A fierce Achebe radically condemns Conrad as "a thoroughgoing racist" in his article, arguing that Heart of Darkness is not a piece of great literature, but "an offensive and deplorable book" (Achebe 1791). He structures his argument around a few central ideas, such as the grotesque perception of the Africans by the protagonist, the antinomy between the Thames and Congo River, the lack of historical fact, and the parallel between the African and the European women, among others.
Achebe misinterprets Conrad's work, and exhibits opacity to the narrative's message. He seems to purport, as any reader, a subjective interpretative reading of Conrad's book, with the peculiarity of continuously taking fragments out of their contexts, and creating an entire ideology behind them.

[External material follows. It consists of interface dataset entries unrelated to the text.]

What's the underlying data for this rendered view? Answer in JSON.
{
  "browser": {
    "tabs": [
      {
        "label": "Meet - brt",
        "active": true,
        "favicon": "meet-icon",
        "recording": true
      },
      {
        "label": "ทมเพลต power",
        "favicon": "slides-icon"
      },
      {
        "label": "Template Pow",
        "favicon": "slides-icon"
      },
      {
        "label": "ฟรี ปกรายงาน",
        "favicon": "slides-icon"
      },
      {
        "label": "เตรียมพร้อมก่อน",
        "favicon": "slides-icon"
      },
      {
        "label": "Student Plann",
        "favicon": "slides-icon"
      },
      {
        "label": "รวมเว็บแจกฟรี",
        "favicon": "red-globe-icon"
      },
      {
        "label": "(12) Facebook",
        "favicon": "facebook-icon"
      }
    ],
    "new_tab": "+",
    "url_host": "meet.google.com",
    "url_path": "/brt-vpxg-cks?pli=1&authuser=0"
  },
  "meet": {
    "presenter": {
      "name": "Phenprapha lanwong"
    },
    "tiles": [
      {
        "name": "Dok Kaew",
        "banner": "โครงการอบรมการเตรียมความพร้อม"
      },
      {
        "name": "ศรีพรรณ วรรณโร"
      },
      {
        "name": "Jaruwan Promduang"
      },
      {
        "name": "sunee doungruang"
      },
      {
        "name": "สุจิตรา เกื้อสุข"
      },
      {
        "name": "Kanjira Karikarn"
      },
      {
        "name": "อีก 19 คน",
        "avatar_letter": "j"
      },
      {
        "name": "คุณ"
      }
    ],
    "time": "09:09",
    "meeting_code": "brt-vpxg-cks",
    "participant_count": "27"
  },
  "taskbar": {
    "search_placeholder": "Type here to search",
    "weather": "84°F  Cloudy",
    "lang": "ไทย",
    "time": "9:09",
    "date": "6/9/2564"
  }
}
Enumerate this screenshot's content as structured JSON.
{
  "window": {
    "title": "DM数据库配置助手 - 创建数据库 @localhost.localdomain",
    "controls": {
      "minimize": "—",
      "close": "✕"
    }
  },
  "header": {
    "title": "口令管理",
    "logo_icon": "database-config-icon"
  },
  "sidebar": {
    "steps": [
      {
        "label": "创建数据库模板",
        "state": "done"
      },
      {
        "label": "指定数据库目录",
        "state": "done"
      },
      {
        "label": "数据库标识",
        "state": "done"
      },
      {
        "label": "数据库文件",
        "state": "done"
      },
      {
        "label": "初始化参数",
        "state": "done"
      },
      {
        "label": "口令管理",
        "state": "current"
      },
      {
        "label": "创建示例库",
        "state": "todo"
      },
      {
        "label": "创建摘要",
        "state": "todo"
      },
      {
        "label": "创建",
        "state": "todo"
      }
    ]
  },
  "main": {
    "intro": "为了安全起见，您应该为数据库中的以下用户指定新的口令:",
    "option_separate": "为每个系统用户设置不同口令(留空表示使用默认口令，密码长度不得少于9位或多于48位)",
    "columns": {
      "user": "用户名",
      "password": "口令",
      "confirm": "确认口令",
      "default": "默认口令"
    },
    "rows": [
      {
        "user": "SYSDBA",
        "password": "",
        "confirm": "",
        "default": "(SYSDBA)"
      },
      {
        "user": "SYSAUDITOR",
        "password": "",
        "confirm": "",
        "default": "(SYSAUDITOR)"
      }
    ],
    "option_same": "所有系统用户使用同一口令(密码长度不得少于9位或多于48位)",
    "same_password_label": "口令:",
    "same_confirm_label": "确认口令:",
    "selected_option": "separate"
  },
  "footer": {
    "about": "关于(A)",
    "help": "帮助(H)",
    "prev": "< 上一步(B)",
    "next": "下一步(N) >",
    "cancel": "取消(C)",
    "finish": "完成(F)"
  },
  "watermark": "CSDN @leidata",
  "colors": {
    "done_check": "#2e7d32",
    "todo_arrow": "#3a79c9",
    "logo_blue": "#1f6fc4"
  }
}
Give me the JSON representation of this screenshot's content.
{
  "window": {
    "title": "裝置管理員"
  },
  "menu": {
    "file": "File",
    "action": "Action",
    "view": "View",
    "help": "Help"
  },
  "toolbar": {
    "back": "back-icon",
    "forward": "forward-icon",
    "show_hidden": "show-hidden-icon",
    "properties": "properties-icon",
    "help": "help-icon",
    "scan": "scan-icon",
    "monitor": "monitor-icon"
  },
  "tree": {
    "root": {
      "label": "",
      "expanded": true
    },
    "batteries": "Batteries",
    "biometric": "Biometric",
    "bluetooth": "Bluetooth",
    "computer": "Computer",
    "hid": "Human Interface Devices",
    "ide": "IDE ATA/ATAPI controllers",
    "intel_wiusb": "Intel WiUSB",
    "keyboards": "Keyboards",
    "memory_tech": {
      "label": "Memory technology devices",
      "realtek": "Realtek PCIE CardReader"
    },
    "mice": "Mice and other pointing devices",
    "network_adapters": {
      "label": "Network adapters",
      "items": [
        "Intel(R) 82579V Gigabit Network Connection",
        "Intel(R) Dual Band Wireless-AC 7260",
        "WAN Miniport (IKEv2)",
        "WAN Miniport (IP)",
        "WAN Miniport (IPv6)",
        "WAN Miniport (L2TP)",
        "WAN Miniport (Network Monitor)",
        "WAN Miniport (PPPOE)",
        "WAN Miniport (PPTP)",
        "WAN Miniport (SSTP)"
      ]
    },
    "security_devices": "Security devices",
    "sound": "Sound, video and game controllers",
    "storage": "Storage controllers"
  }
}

His main argument is that the European Conrad presents Africa as "the other world," "the antithesis of Europe and therefore of civilization, a place where man's vaunted intelligence and refinement are finally mocked by triumphant bestiality" (Achebe 1785). He misreads, and disregards the fact that many other readers see Conrad's Africa as a place where the white man brings and meets his own darkness and bestiality. Having no real emotional availability of exploring this continent whatsoever, Conrad's European responds to it either by exploiting what he can (as the manager, the Company, and its representatives do), destroying what he cannot (e.g. killing the locals and blowing up hills unnecessarily), or displaying occasional prejudice, indifference and confusion (as Marlow does). Everything the reader knows about Africa is through Marlow's subjective perception of what he sees or does not see, of what he hears or does not hear, and, ultimately, of what he self-ironically understands or fails to understand. The reader has another type of anxiety than the one mentioned by Achebe: s/he anxiously waits to see if any truly significant contact with Africa, its people, or its culture occurs throughout the book. Instead, the phrase "Nowhere did we stop long enough to get a particularized impression," is emblematic, and indicative that this contact does not, and probably will not happen (Conrad 19).
Conrad assumes no task of presenting a good, objective or factual image of Africa, as Achebe would prefer; instead he critically exposes a refraction of this image in the European white middle class tainted perception. Indeed, many "normal readers," whom Achebe credits to be "well armed to detect and resist" underhand activity from the part of a writer, read into the novel its universal psychological implications that override Africanness or Europeanness. Marlow remains insulated from any real contact with the local culture; his stuck-to-the-river journey serves to preserve a confused and contemplative attitude in him, rather than an involved state of mind. His African experience comprises very little fact, proves...